§ **PROBLEM DESCRIPTION**
Each entry below needs to be retyped exactly as given.

§ **AVAILABLE RECORDS**
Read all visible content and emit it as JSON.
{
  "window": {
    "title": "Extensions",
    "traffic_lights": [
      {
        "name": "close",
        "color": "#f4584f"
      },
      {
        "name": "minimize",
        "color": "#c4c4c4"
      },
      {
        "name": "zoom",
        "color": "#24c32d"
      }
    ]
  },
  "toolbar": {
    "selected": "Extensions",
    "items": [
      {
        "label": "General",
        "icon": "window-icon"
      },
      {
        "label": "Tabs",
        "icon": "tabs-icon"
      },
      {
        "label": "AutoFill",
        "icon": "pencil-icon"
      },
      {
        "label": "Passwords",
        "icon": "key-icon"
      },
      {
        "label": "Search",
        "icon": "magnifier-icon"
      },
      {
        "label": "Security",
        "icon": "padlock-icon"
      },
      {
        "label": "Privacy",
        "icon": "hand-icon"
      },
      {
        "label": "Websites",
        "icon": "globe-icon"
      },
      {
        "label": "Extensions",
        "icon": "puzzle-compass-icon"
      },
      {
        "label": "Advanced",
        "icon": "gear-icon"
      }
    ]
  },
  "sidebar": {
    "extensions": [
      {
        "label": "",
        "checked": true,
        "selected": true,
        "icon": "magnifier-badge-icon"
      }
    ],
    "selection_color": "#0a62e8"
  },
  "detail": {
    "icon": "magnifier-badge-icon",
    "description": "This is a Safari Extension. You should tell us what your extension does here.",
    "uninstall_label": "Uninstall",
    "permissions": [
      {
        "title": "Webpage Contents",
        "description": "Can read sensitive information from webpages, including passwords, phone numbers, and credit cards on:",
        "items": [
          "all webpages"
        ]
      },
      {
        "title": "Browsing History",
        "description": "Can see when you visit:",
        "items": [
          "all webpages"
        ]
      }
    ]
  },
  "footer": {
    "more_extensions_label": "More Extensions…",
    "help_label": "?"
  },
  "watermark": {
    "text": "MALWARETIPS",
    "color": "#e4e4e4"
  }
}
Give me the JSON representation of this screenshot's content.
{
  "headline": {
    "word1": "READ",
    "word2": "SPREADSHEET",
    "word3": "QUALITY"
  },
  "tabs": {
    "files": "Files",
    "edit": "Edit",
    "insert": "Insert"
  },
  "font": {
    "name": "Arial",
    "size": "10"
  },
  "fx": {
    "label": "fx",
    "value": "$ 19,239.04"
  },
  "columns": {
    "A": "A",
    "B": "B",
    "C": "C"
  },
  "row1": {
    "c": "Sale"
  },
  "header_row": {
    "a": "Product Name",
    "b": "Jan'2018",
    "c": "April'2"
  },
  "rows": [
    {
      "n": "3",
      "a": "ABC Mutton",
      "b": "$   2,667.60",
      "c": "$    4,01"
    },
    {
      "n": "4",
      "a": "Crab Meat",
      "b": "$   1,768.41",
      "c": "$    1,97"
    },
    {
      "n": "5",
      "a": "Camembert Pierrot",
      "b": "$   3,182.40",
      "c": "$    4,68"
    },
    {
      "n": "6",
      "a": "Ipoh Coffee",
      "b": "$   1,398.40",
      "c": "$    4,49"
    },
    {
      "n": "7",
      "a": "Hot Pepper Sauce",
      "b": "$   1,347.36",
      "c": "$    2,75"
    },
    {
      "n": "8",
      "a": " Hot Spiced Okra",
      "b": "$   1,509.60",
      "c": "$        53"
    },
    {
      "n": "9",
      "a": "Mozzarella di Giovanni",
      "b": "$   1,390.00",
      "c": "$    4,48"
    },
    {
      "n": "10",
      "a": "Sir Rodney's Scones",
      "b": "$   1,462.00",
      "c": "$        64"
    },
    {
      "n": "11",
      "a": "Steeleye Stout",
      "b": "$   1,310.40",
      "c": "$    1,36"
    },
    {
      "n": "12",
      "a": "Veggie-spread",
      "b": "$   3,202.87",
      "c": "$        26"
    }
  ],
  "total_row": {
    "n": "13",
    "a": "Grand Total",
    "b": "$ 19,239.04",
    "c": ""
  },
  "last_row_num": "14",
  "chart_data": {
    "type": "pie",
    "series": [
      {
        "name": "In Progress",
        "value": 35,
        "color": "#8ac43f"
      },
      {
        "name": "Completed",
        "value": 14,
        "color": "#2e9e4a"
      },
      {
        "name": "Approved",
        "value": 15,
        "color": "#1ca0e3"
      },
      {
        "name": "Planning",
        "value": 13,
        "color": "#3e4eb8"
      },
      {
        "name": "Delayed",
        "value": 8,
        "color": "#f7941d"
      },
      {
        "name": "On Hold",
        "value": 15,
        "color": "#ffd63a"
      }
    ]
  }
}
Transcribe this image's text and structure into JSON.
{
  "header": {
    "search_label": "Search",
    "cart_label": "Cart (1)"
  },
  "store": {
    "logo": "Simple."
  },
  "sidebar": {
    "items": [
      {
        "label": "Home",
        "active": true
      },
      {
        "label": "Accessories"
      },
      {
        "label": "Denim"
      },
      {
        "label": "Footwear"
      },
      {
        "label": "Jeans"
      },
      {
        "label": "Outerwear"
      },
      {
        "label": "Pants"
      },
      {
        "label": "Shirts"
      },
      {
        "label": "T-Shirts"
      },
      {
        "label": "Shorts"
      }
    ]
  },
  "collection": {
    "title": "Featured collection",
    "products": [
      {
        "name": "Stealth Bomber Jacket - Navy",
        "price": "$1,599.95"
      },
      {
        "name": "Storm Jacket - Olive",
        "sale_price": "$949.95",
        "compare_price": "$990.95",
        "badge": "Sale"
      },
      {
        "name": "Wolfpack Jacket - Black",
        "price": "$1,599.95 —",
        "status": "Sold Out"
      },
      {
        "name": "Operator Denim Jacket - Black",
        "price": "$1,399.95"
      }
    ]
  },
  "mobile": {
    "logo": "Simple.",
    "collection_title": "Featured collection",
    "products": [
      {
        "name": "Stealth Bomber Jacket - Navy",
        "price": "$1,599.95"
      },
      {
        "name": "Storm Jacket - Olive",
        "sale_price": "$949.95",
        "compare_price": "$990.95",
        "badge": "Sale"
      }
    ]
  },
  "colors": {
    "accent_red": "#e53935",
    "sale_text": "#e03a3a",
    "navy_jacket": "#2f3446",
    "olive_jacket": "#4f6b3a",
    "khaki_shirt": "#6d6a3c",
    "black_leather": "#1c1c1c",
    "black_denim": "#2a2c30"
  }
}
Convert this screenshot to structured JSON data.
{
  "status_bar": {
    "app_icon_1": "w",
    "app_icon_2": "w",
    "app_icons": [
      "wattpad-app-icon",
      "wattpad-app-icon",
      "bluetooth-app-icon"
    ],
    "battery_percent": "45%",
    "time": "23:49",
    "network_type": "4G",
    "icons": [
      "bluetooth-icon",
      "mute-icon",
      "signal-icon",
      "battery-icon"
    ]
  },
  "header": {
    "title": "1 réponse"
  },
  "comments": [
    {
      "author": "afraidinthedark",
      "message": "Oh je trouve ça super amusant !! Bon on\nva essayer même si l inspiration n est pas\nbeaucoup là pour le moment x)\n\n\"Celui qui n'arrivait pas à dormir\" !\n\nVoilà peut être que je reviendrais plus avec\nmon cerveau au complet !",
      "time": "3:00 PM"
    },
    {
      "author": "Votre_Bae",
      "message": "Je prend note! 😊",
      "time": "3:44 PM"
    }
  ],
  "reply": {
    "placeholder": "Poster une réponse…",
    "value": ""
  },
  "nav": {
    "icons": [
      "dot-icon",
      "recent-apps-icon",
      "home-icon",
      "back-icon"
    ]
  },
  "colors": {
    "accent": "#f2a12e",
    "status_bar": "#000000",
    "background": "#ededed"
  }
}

§ **SOLUTION**
Read all visible content and emit it as JSON.
{
  "window": {
    "title": "Extensions",
    "traffic_lights": [
      {
        "name": "close",
        "color": "#f4584f"
      },
      {
        "name": "minimize",
        "color": "#c4c4c4"
      },
      {
        "name": "zoom",
        "color": "#24c32d"
      }
    ]
  },
  "toolbar": {
    "selected": "Extensions",
    "items": [
      {
        "label": "General",
        "icon": "window-icon"
      },
      {
        "label": "Tabs",
        "icon": "tabs-icon"
      },
      {
        "label": "AutoFill",
        "icon": "pencil-icon"
      },
      {
        "label": "Passwords",
        "icon": "key-icon"
      },
      {
        "label": "Search",
        "icon": "magnifier-icon"
      },
      {
        "label": "Security",
        "icon": "padlock-icon"
      },
      {
        "label": "Privacy",
        "icon": "hand-icon"
      },
      {
        "label": "Websites",
        "icon": "globe-icon"
      },
      {
        "label": "Extensions",
        "icon": "puzzle-compass-icon"
      },
      {
        "label": "Advanced",
        "icon": "gear-icon"
      }
    ]
  },
  "sidebar": {
    "extensions": [
      {
        "label": "",
        "checked": true,
        "selected": true,
        "icon": "magnifier-badge-icon"
      }
    ],
    "selection_color": "#0a62e8"
  },
  "detail": {
    "icon": "magnifier-badge-icon",
    "description": "This is a Safari Extension. You should tell us what your extension does here.",
    "uninstall_label": "Uninstall",
    "permissions": [
      {
        "title": "Webpage Contents",
        "description": "Can read sensitive information from webpages, including passwords, phone numbers, and credit cards on:",
        "items": [
          "all webpages"
        ]
      },
      {
        "title": "Browsing History",
        "description": "Can see when you visit:",
        "items": [
          "all webpages"
        ]
      }
    ]
  },
  "footer": {
    "more_extensions_label": "More Extensions…",
    "help_label": "?"
  },
  "watermark": {
    "text": "MALWARETIPS",
    "color": "#e4e4e4"
  }
}
Give me the JSON representation of this screenshot's content.
{
  "headline": {
    "word1": "READ",
    "word2": "SPREADSHEET",
    "word3": "QUALITY"
  },
  "tabs": {
    "files": "Files",
    "edit": "Edit",
    "insert": "Insert"
  },
  "font": {
    "name": "Arial",
    "size": "10"
  },
  "fx": {
    "label": "fx",
    "value": "$ 19,239.04"
  },
  "columns": {
    "A": "A",
    "B": "B",
    "C": "C"
  },
  "row1": {
    "c": "Sale"
  },
  "header_row": {
    "a": "Product Name",
    "b": "Jan'2018",
    "c": "April'2"
  },
  "rows": [
    {
      "n": "3",
      "a": "ABC Mutton",
      "b": "$   2,667.60",
      "c": "$    4,01"
    },
    {
      "n": "4",
      "a": "Crab Meat",
      "b": "$   1,768.41",
      "c": "$    1,97"
    },
    {
      "n": "5",
      "a": "Camembert Pierrot",
      "b": "$   3,182.40",
      "c": "$    4,68"
    },
    {
      "n": "6",
      "a": "Ipoh Coffee",
      "b": "$   1,398.40",
      "c": "$    4,49"
    },
    {
      "n": "7",
      "a": "Hot Pepper Sauce",
      "b": "$   1,347.36",
      "c": "$    2,75"
    },
    {
      "n": "8",
      "a": " Hot Spiced Okra",
      "b": "$   1,509.60",
      "c": "$        53"
    },
    {
      "n": "9",
      "a": "Mozzarella di Giovanni",
      "b": "$   1,390.00",
      "c": "$    4,48"
    },
    {
      "n": "10",
      "a": "Sir Rodney's Scones",
      "b": "$   1,462.00",
      "c": "$        64"
    },
    {
      "n": "11",
      "a": "Steeleye Stout",
      "b": "$   1,310.40",
      "c": "$    1,36"
    },
    {
      "n": "12",
      "a": "Veggie-spread",
      "b": "$   3,202.87",
      "c": "$        26"
    }
  ],
  "total_row": {
    "n": "13",
    "a": "Grand Total",
    "b": "$ 19,239.04",
    "c": ""
  },
  "last_row_num": "14",
  "chart_data": {
    "type": "pie",
    "series": [
      {
        "name": "In Progress",
        "value": 35,
        "color": "#8ac43f"
      },
      {
        "name": "Completed",
        "value": 14,
        "color": "#2e9e4a"
      },
      {
        "name": "Approved",
        "value": 15,
        "color": "#1ca0e3"
      },
      {
        "name": "Planning",
        "value": 13,
        "color": "#3e4eb8"
      },
      {
        "name": "Delayed",
        "value": 8,
        "color": "#f7941d"
      },
      {
        "name": "On Hold",
        "value": 15,
        "color": "#ffd63a"
      }
    ]
  }
}
Transcribe this image's text and structure into JSON.
{
  "header": {
    "search_label": "Search",
    "cart_label": "Cart (1)"
  },
  "store": {
    "logo": "Simple."
  },
  "sidebar": {
    "items": [
      {
        "label": "Home",
        "active": true
      },
      {
        "label": "Accessories"
      },
      {
        "label": "Denim"
      },
      {
        "label": "Footwear"
      },
      {
        "label": "Jeans"
      },
      {
        "label": "Outerwear"
      },
      {
        "label": "Pants"
      },
      {
        "label": "Shirts"
      },
      {
        "label": "T-Shirts"
      },
      {
        "label": "Shorts"
      }
    ]
  },
  "collection": {
    "title": "Featured collection",
    "products": [
      {
        "name": "Stealth Bomber Jacket - Navy",
        "price": "$1,599.95"
      },
      {
        "name": "Storm Jacket - Olive",
        "sale_price": "$949.95",
        "compare_price": "$990.95",
        "badge": "Sale"
      },
      {
        "name": "Wolfpack Jacket - Black",
        "price": "$1,599.95 —",
        "status": "Sold Out"
      },
      {
        "name": "Operator Denim Jacket - Black",
        "price": "$1,399.95"
      }
    ]
  },
  "mobile": {
    "logo": "Simple.",
    "collection_title": "Featured collection",
    "products": [
      {
        "name": "Stealth Bomber Jacket - Navy",
        "price": "$1,599.95"
      },
      {
        "name": "Storm Jacket - Olive",
        "sale_price": "$949.95",
        "compare_price": "$990.95",
        "badge": "Sale"
      }
    ]
  },
  "colors": {
    "accent_red": "#e53935",
    "sale_text": "#e03a3a",
    "navy_jacket": "#2f3446",
    "olive_jacket": "#4f6b3a",
    "khaki_shirt": "#6d6a3c",
    "black_leather": "#1c1c1c",
    "black_denim": "#2a2c30"
  }
}
Convert this screenshot to structured JSON data.
{
  "status_bar": {
    "app_icon_1": "w",
    "app_icon_2": "w",
    "app_icons": [
      "wattpad-app-icon",
      "wattpad-app-icon",
      "bluetooth-app-icon"
    ],
    "battery_percent": "45%",
    "time": "23:49",
    "network_type": "4G",
    "icons": [
      "bluetooth-icon",
      "mute-icon",
      "signal-icon",
      "battery-icon"
    ]
  },
  "header": {
    "title": "1 réponse"
  },
  "comments": [
    {
      "author": "afraidinthedark",
      "message": "Oh je trouve ça super amusant !! Bon on\nva essayer même si l inspiration n est pas\nbeaucoup là pour le moment x)\n\n\"Celui qui n'arrivait pas à dormir\" !\n\nVoilà peut être que je reviendrais plus avec\nmon cerveau au complet !",
      "time": "3:00 PM"
    },
    {
      "author": "Votre_Bae",
      "message": "Je prend note! 😊",
      "time": "3:44 PM"
    }
  ],
  "reply": {
    "placeholder": "Poster une réponse…",
    "value": ""
  },
  "nav": {
    "icons": [
      "dot-icon",
      "recent-apps-icon",
      "home-icon",
      "back-icon"
    ]
  },
  "colors": {
    "accent": "#f2a12e",
    "status_bar": "#000000",
    "background": "#ededed"
  }
}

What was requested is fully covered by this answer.